___ Data to use

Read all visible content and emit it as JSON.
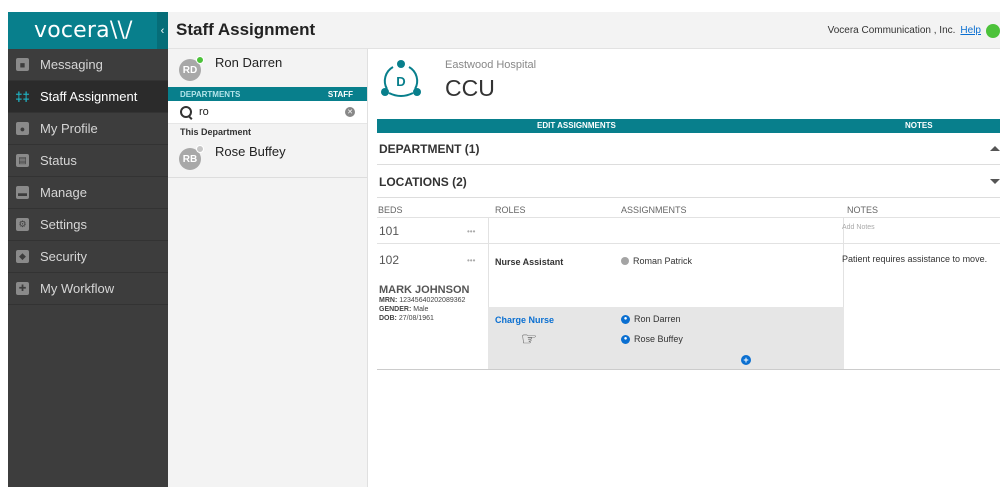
{
  "brand": {
    "logo": "vocera\\\\/",
    "collapse_icon": "chevron-left-icon"
  },
  "sidebar": {
    "items": [
      {
        "label": "Messaging",
        "icon": "message-icon",
        "active": false
      },
      {
        "label": "Staff Assignment",
        "icon": "staff-assignment-icon",
        "active": true
      },
      {
        "label": "My Profile",
        "icon": "profile-icon",
        "active": false
      },
      {
        "label": "Status",
        "icon": "status-icon",
        "active": false
      },
      {
        "label": "Manage",
        "icon": "manage-icon",
        "active": false
      },
      {
        "label": "Settings",
        "icon": "gear-icon",
        "active": false
      },
      {
        "label": "Security",
        "icon": "shield-icon",
        "active": false
      },
      {
        "label": "My Workflow",
        "icon": "workflow-icon",
        "active": false
      }
    ]
  },
  "header": {
    "title": "Staff Assignment",
    "company": "Vocera Communication , Inc.",
    "help": "Help"
  },
  "staff_panel": {
    "current_user": {
      "initials": "RD",
      "name": "Ron Darren"
    },
    "tabs": {
      "departments": "DEPARTMENTS",
      "staff": "STAFF"
    },
    "search": {
      "value": "ro",
      "placeholder": ""
    },
    "section_label": "This Department",
    "results": [
      {
        "initials": "RB",
        "name": "Rose Buffey"
      }
    ]
  },
  "main": {
    "hospital": "Eastwood Hospital",
    "unit": "CCU",
    "unit_icon_letter": "D",
    "bar": {
      "edit": "EDIT ASSIGNMENTS",
      "notes": "NOTES"
    },
    "department": "DEPARTMENT (1)",
    "locations": "LOCATIONS (2)",
    "columns": {
      "beds": "BEDS",
      "roles": "ROLES",
      "assignments": "ASSIGNMENTS",
      "notes": "NOTES"
    },
    "rows": {
      "bed1": "101",
      "bed1_notes_placeholder": "Add Notes",
      "bed2": "102",
      "role1": "Nurse Assistant",
      "role1_assignee": "Roman Patrick",
      "note": "Patient requires assistance to move.",
      "patient": {
        "name": "MARK JOHNSON",
        "mrn_label": "MRN:",
        "mrn": "12345640202089362",
        "gender_label": "GENDER:",
        "gender": "Male",
        "dob_label": "DOB:",
        "dob": "27/08/1961"
      },
      "role2": "Charge Nurse",
      "role2_assignees": [
        "Ron Darren",
        "Rose Buffey"
      ]
    },
    "more_glyph": "•••",
    "plus": "+"
  },
  "colors": {
    "teal": "#087f8c",
    "link": "#0a6fd1",
    "online": "#4cc23a"
  }
}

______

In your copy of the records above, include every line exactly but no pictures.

Read all visible content and emit it as JSON.
{
  "brand": {
    "logo": "vocera\\\\/",
    "collapse_icon": "chevron-left-icon"
  },
  "sidebar": {
    "items": [
      {
        "label": "Messaging",
        "icon": "message-icon",
        "active": false
      },
      {
        "label": "Staff Assignment",
        "icon": "staff-assignment-icon",
        "active": true
      },
      {
        "label": "My Profile",
        "icon": "profile-icon",
        "active": false
      },
      {
        "label": "Status",
        "icon": "status-icon",
        "active": false
      },
      {
        "label": "Manage",
        "icon": "manage-icon",
        "active": false
      },
      {
        "label": "Settings",
        "icon": "gear-icon",
        "active": false
      },
      {
        "label": "Security",
        "icon": "shield-icon",
        "active": false
      },
      {
        "label": "My Workflow",
        "icon": "workflow-icon",
        "active": false
      }
    ]
  },
  "header": {
    "title": "Staff Assignment",
    "company": "Vocera Communication , Inc.",
    "help": "Help"
  },
  "staff_panel": {
    "current_user": {
      "initials": "RD",
      "name": "Ron Darren"
    },
    "tabs": {
      "departments": "DEPARTMENTS",
      "staff": "STAFF"
    },
    "search": {
      "value": "ro",
      "placeholder": ""
    },
    "section_label": "This Department",
    "results": [
      {
        "initials": "RB",
        "name": "Rose Buffey"
      }
    ]
  },
  "main": {
    "hospital": "Eastwood Hospital",
    "unit": "CCU",
    "unit_icon_letter": "D",
    "bar": {
      "edit": "EDIT ASSIGNMENTS",
      "notes": "NOTES"
    },
    "department": "DEPARTMENT (1)",
    "locations": "LOCATIONS (2)",
    "columns": {
      "beds": "BEDS",
      "roles": "ROLES",
      "assignments": "ASSIGNMENTS",
      "notes": "NOTES"
    },
    "rows": {
      "bed1": "101",
      "bed1_notes_placeholder": "Add Notes",
      "bed2": "102",
      "role1": "Nurse Assistant",
      "role1_assignee": "Roman Patrick",
      "note": "Patient requires assistance to move.",
      "patient": {
        "name": "MARK JOHNSON",
        "mrn_label": "MRN:",
        "mrn": "12345640202089362",
        "gender_label": "GENDER:",
        "gender": "Male",
        "dob_label": "DOB:",
        "dob": "27/08/1961"
      },
      "role2": "Charge Nurse",
      "role2_assignees": [
        "Ron Darren",
        "Rose Buffey"
      ]
    },
    "more_glyph": "•••",
    "plus": "+"
  },
  "colors": {
    "teal": "#087f8c",
    "link": "#0a6fd1",
    "online": "#4cc23a"
  }
}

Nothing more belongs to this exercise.